That was the year I learned to be strong.
I was 34 when my heart shattered. I was 10 weeks pregnant, and so far, the pregnancy had been easy and uncomplicated. Every evening, my darling six-year-old—so excited to be a big sister—kissed my growing belly and told her baby sibling goodnight, and every night we went to sleep dreaming of the days ahead and how much our lives would change come February 10th when we greeted our Valentine’s baby.
And then, it was gone.
A trip to the bathroom and a tiny tinge of pink upon the toilet paper prompted an emergency visit to my OB’s office. My doctor came in after what felt like hours, his warm, familiar grin greeting us as he shook Harper’s hand. I was comforted when he couldn’t detect any bleeding, and as he rolled in the sonogram machine, I quickly set my phone to camera mode and rested it on my swollen belly so I could capture a picture of the screen that would surely confirm all was well.
As you might’ve guessed by now, I never got that picture.
I saw the screen. I saw the little blob. And I saw nothing else. No tiny heartbeat as I’d seen merely two weeks before, no movement. The image on the screen was as still and silent as everyone else in the room. I watched helplessly as my doctor quickly turned the screen away, shielding our view, his brow furrowed and smile fading, and I knew at that moment that something was utterly wrong. “I’m just so sorry,” he said, with a steadiness and sorrow in his voice that told me while he’d repeated these words thousands of times before, they never got any easier. “The baby appears to have passed away about a week and a half ago.”
That was the year I learned to grieve and let go.
Six months later, just after New Year’s, my heart restored itself. On January 3, I picked the word “PEACE” as my power word for 2016, in hopes that whatever happened—whether we welcomed a second child or sailed off into the sunset as a trio—I’d find peace in God’s path for our family. The next day, I discovered that I was five weeks pregnant. My fears—first, of losing the baby to another miscarriage, and later, of developing preeclampsia and experiencing another early delivery—proved to be unfounded when a second beautiful baby girl, Hayes, arrived right on time on her scheduled C-section date, completing our family of four.
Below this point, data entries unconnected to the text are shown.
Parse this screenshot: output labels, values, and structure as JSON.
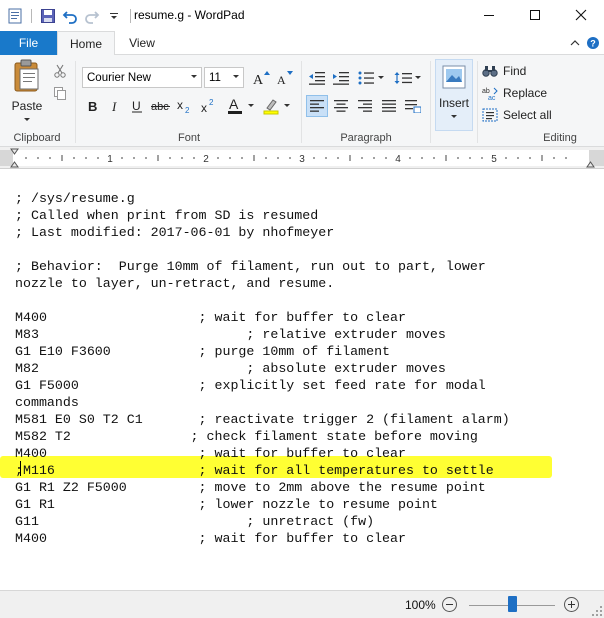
{
  "window": {
    "title": "resume.g - WordPad"
  },
  "tabs": {
    "file": "File",
    "home": "Home",
    "view": "View"
  },
  "clipboard": {
    "paste": "Paste",
    "label": "Clipboard"
  },
  "font": {
    "name": "Courier New",
    "size": "11",
    "label": "Font",
    "colors": {
      "text": "#1f1f1f",
      "highlight": "#ffff00"
    }
  },
  "paragraph": {
    "label": "Paragraph"
  },
  "insert": {
    "label": "Insert"
  },
  "editing": {
    "find": "Find",
    "replace": "Replace",
    "select_all": "Select all",
    "label": "Editing"
  },
  "ruler": {
    "marks": [
      "1",
      "2",
      "3",
      "4",
      "5"
    ]
  },
  "document": {
    "highlighted_line_index": 16,
    "lines": [
      "; /sys/resume.g",
      "; Called when print from SD is resumed",
      "; Last modified: 2017-06-01 by nhofmeyer",
      "",
      "; Behavior:  Purge 10mm of filament, run out to part, lower",
      "nozzle to layer, un-retract, and resume.",
      "",
      "M400                   ; wait for buffer to clear",
      "M83                          ; relative extruder moves",
      "G1 E10 F3600           ; purge 10mm of filament",
      "M82                          ; absolute extruder moves",
      "G1 F5000               ; explicitly set feed rate for modal",
      "commands",
      "M581 E0 S0 T2 C1       ; reactivate trigger 2 (filament alarm)",
      "M582 T2               ; check filament state before moving",
      "M400                   ; wait for buffer to clear",
      ";M116                  ; wait for all temperatures to settle",
      "G1 R1 Z2 F5000         ; move to 2mm above the resume point",
      "G1 R1                  ; lower nozzle to resume point",
      "G11                          ; unretract (fw)",
      "M400                   ; wait for buffer to clear"
    ]
  },
  "status": {
    "zoom": "100%",
    "zoom_level_fraction": 0.5
  },
  "colors": {
    "accent": "#1979ca",
    "highlight": "#ffff33"
  }
}
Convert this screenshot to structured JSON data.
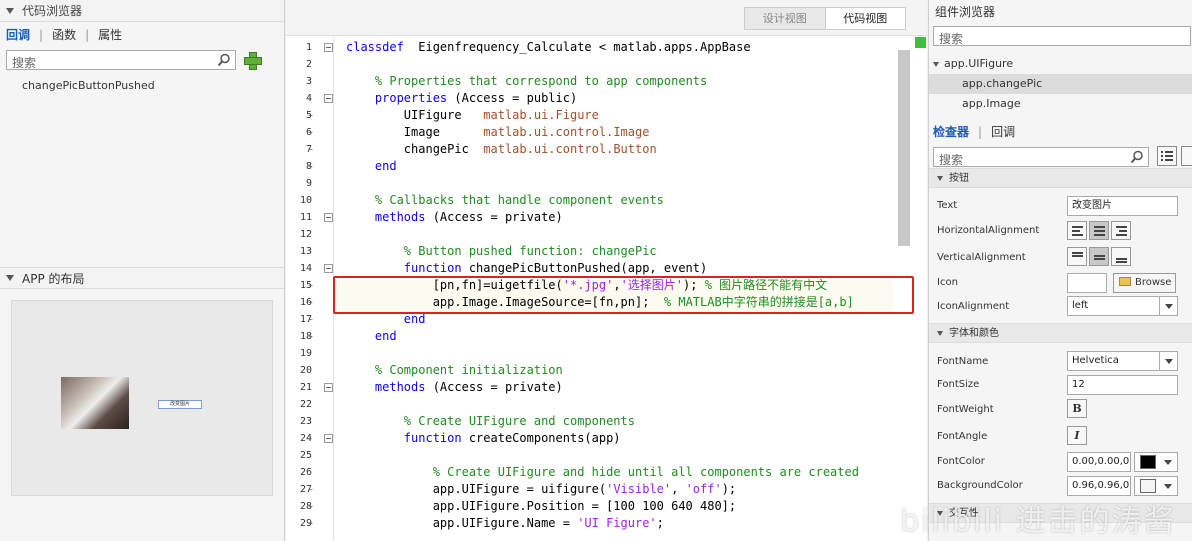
{
  "code_browser": {
    "title": "代码浏览器",
    "tabs": [
      "回调",
      "函数",
      "属性"
    ],
    "search_placeholder": "搜索",
    "callbacks": [
      "changePicButtonPushed"
    ]
  },
  "app_layout": {
    "title": "APP 的布局",
    "button_label": "改变图片"
  },
  "editor": {
    "view_tabs": [
      "设计视图",
      "代码视图"
    ],
    "active_view": "代码视图",
    "lines": [
      {
        "n": 1,
        "segs": [
          [
            "kw",
            "classdef"
          ],
          [
            "",
            "  Eigenfrequency_Calculate < matlab.apps.AppBase"
          ]
        ]
      },
      {
        "n": 2,
        "segs": []
      },
      {
        "n": 3,
        "segs": [
          [
            "",
            "    "
          ],
          [
            "cm",
            "% Properties that correspond to app components"
          ]
        ]
      },
      {
        "n": 4,
        "segs": [
          [
            "",
            "    "
          ],
          [
            "kw",
            "properties"
          ],
          [
            "",
            " (Access = public)"
          ]
        ]
      },
      {
        "n": 5,
        "segs": [
          [
            "",
            "        UIFigure   "
          ],
          [
            "cls",
            "matlab.ui.Figure"
          ]
        ]
      },
      {
        "n": 6,
        "segs": [
          [
            "",
            "        Image      "
          ],
          [
            "cls",
            "matlab.ui.control.Image"
          ]
        ]
      },
      {
        "n": 7,
        "segs": [
          [
            "",
            "        changePic  "
          ],
          [
            "cls",
            "matlab.ui.control.Button"
          ]
        ]
      },
      {
        "n": 8,
        "segs": [
          [
            "",
            "    "
          ],
          [
            "kw",
            "end"
          ]
        ]
      },
      {
        "n": 9,
        "segs": []
      },
      {
        "n": 10,
        "segs": [
          [
            "",
            "    "
          ],
          [
            "cm",
            "% Callbacks that handle component events"
          ]
        ]
      },
      {
        "n": 11,
        "segs": [
          [
            "",
            "    "
          ],
          [
            "kw",
            "methods"
          ],
          [
            "",
            " (Access = private)"
          ]
        ]
      },
      {
        "n": 12,
        "segs": []
      },
      {
        "n": 13,
        "segs": [
          [
            "",
            "        "
          ],
          [
            "cm",
            "% Button pushed function: changePic"
          ]
        ]
      },
      {
        "n": 14,
        "segs": [
          [
            "",
            "        "
          ],
          [
            "kw",
            "function"
          ],
          [
            "",
            " changePicButtonPushed(app, event)"
          ]
        ]
      },
      {
        "n": 15,
        "segs": [
          [
            "",
            "            [pn,fn]=uigetfile("
          ],
          [
            "st",
            "'*.jpg'"
          ],
          [
            "",
            ","
          ],
          [
            "st",
            "'选择图片'"
          ],
          [
            "",
            "); "
          ],
          [
            "cm",
            "% 图片路径不能有中文"
          ]
        ]
      },
      {
        "n": 16,
        "segs": [
          [
            "",
            "            app.Image.ImageSource=[fn,pn];  "
          ],
          [
            "cm",
            "% MATLAB中字符串的拼接是[a,b]"
          ]
        ]
      },
      {
        "n": 17,
        "segs": [
          [
            "",
            "        "
          ],
          [
            "kw",
            "end"
          ]
        ]
      },
      {
        "n": 18,
        "segs": [
          [
            "",
            "    "
          ],
          [
            "kw",
            "end"
          ]
        ]
      },
      {
        "n": 19,
        "segs": []
      },
      {
        "n": 20,
        "segs": [
          [
            "",
            "    "
          ],
          [
            "cm",
            "% Component initialization"
          ]
        ]
      },
      {
        "n": 21,
        "segs": [
          [
            "",
            "    "
          ],
          [
            "kw",
            "methods"
          ],
          [
            "",
            " (Access = private)"
          ]
        ]
      },
      {
        "n": 22,
        "segs": []
      },
      {
        "n": 23,
        "segs": [
          [
            "",
            "        "
          ],
          [
            "cm",
            "% Create UIFigure and components"
          ]
        ]
      },
      {
        "n": 24,
        "segs": [
          [
            "",
            "        "
          ],
          [
            "kw",
            "function"
          ],
          [
            "",
            " createComponents(app)"
          ]
        ]
      },
      {
        "n": 25,
        "segs": []
      },
      {
        "n": 26,
        "segs": [
          [
            "",
            "            "
          ],
          [
            "cm",
            "% Create UIFigure and hide until all components are created"
          ]
        ]
      },
      {
        "n": 27,
        "segs": [
          [
            "",
            "            app.UIFigure = uifigure("
          ],
          [
            "st",
            "'Visible'"
          ],
          [
            "",
            ", "
          ],
          [
            "st",
            "'off'"
          ],
          [
            "",
            ");"
          ]
        ]
      },
      {
        "n": 28,
        "segs": [
          [
            "",
            "            app.UIFigure.Position = [100 100 640 480];"
          ]
        ]
      },
      {
        "n": 29,
        "segs": [
          [
            "",
            "            app.UIFigure.Name = "
          ],
          [
            "st",
            "'UI Figure'"
          ],
          [
            "",
            ";"
          ]
        ]
      }
    ]
  },
  "component_browser": {
    "title": "组件浏览器",
    "search_placeholder": "搜索",
    "tree": [
      "app.UIFigure",
      "app.changePic",
      "app.Image"
    ],
    "selected": "app.changePic"
  },
  "inspector": {
    "tabs": [
      "检查器",
      "回调"
    ],
    "search_placeholder": "搜索",
    "section_button": "按钮",
    "section_font": "字体和颜色",
    "section_interact": "交互性",
    "props": {
      "text_label": "Text",
      "text_value": "改变图片",
      "halign_label": "HorizontalAlignment",
      "valign_label": "VerticalAlignment",
      "icon_label": "Icon",
      "browse_label": "Browse",
      "iconalign_label": "IconAlignment",
      "iconalign_value": "left",
      "fontname_label": "FontName",
      "fontname_value": "Helvetica",
      "fontsize_label": "FontSize",
      "fontsize_value": "12",
      "fontweight_label": "FontWeight",
      "fontweight_glyph": "B",
      "fontangle_label": "FontAngle",
      "fontangle_glyph": "I",
      "fontcolor_label": "FontColor",
      "fontcolor_value": "0.00,0.00,0.0",
      "bgcolor_label": "BackgroundColor",
      "bgcolor_value": "0.96,0.96,0.9"
    },
    "colors": {
      "font": "#000000",
      "background": "#f5f5f5"
    }
  },
  "watermark": "bilibili 进击的涛酱"
}
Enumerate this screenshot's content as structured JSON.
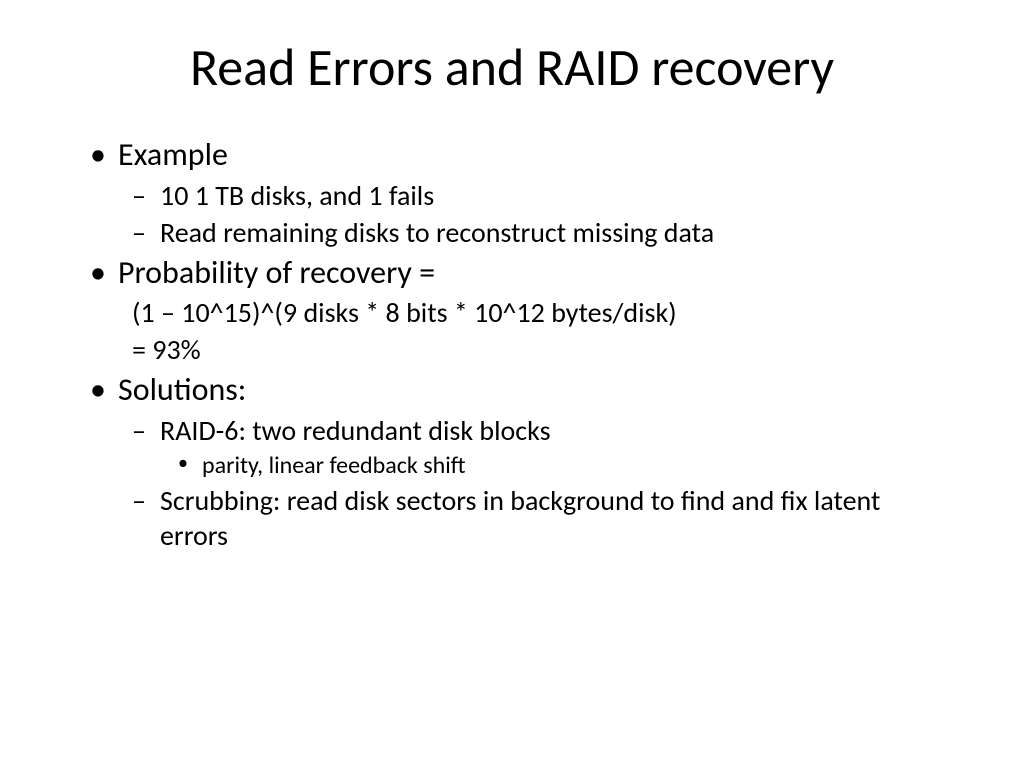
{
  "title": "Read Errors and RAID recovery",
  "bullets": {
    "b1": "Example",
    "b1a": "10 1 TB disks, and 1 fails",
    "b1b": "Read remaining disks to reconstruct missing data",
    "b2": "Probability of recovery =",
    "b2a": "(1 – 10^15)^(9 disks * 8 bits * 10^12 bytes/disk)",
    "b2b": "= 93%",
    "b3": "Solutions:",
    "b3a": "RAID-6: two redundant disk blocks",
    "b3a1": "parity, linear feedback shift",
    "b3b": "Scrubbing: read disk sectors in background to find and fix latent errors"
  }
}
That was the year I learned to trust God’s plan whole-heartedly.
In the almost 11 years since I first became a mother, my heart has surged and splintered, cracked and mended. I’ve shrieked over first steps and let teardrops trickle on first days of school. I’ve laughed until my sides hurt, and I’ve lost sleep over their fevers and friendships. I’ve cheered on their victories, absorbed their disappointments, relished in their happiness, and sobbed over their sorrows. My two precious daughters have brought more joy to my heart than I ever thought possible and broken it more times than I can count.
These are the days that I’m learning to appreciate how lucky I am, to have a heart that’s experienced a rich range of highs and lows. It isn’t pretty and polished and without flaw, but my patchwork heart tells a story, stitched up and sewn together by lessons in time, never quite the same as before it so deeply loved and yet never more beautiful than it is today.